Each entry below must be repeated word for word.

(Beginning of DATA FOR THIS TASK)

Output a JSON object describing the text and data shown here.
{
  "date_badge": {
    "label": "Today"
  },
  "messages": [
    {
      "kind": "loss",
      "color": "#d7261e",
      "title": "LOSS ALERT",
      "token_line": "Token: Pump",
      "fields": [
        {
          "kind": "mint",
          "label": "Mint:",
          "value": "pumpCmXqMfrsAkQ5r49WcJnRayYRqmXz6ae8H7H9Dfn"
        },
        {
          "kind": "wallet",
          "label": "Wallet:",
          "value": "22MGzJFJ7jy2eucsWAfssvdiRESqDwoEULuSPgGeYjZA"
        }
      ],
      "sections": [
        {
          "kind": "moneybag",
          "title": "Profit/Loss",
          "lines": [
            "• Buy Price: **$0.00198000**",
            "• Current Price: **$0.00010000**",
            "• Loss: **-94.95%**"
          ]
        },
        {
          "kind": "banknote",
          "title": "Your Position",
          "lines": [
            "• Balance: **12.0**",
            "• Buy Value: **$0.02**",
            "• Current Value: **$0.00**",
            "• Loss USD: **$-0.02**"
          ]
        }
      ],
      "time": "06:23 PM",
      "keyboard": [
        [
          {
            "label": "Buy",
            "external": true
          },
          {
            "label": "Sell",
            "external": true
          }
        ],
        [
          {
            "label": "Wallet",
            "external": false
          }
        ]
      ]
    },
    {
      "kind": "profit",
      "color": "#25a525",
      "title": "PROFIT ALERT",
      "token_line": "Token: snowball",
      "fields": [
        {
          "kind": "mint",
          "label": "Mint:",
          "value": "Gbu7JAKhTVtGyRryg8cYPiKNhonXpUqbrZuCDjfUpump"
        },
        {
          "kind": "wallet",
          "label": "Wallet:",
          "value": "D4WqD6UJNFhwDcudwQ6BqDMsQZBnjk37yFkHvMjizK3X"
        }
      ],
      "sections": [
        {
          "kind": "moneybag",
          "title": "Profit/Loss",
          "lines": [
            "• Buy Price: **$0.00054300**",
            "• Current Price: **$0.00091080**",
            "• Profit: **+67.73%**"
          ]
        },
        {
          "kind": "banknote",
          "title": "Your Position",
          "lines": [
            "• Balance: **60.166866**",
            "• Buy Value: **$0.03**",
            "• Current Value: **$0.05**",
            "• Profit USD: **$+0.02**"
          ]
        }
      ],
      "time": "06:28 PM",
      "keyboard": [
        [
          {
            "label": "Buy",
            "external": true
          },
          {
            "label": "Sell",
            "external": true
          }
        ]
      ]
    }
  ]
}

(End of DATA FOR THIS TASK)

■ ANSWER BOX ■
Output a JSON object describing the text and data shown here.
{
  "date_badge": {
    "label": "Today"
  },
  "messages": [
    {
      "kind": "loss",
      "color": "#d7261e",
      "title": "LOSS ALERT",
      "token_line": "Token: Pump",
      "fields": [
        {
          "kind": "mint",
          "label": "Mint:",
          "value": "pumpCmXqMfrsAkQ5r49WcJnRayYRqmXz6ae8H7H9Dfn"
        },
        {
          "kind": "wallet",
          "label": "Wallet:",
          "value": "22MGzJFJ7jy2eucsWAfssvdiRESqDwoEULuSPgGeYjZA"
        }
      ],
      "sections": [
        {
          "kind": "moneybag",
          "title": "Profit/Loss",
          "lines": [
            "• Buy Price: **$0.00198000**",
            "• Current Price: **$0.00010000**",
            "• Loss: **-94.95%**"
          ]
        },
        {
          "kind": "banknote",
          "title": "Your Position",
          "lines": [
            "• Balance: **12.0**",
            "• Buy Value: **$0.02**",
            "• Current Value: **$0.00**",
            "• Loss USD: **$-0.02**"
          ]
        }
      ],
      "time": "06:23 PM",
      "keyboard": [
        [
          {
            "label": "Buy",
            "external": true
          },
          {
            "label": "Sell",
            "external": true
          }
        ],
        [
          {
            "label": "Wallet",
            "external": false
          }
        ]
      ]
    },
    {
      "kind": "profit",
      "color": "#25a525",
      "title": "PROFIT ALERT",
      "token_line": "Token: snowball",
      "fields": [
        {
          "kind": "mint",
          "label": "Mint:",
          "value": "Gbu7JAKhTVtGyRryg8cYPiKNhonXpUqbrZuCDjfUpump"
        },
        {
          "kind": "wallet",
          "label": "Wallet:",
          "value": "D4WqD6UJNFhwDcudwQ6BqDMsQZBnjk37yFkHvMjizK3X"
        }
      ],
      "sections": [
        {
          "kind": "moneybag",
          "title": "Profit/Loss",
          "lines": [
            "• Buy Price: **$0.00054300**",
            "• Current Price: **$0.00091080**",
            "• Profit: **+67.73%**"
          ]
        },
        {
          "kind": "banknote",
          "title": "Your Position",
          "lines": [
            "• Balance: **60.166866**",
            "• Buy Value: **$0.03**",
            "• Current Value: **$0.05**",
            "• Profit USD: **$+0.02**"
          ]
        }
      ],
      "time": "06:28 PM",
      "keyboard": [
        [
          {
            "label": "Buy",
            "external": true
          },
          {
            "label": "Sell",
            "external": true
          }
        ]
      ]
    }
  ]
}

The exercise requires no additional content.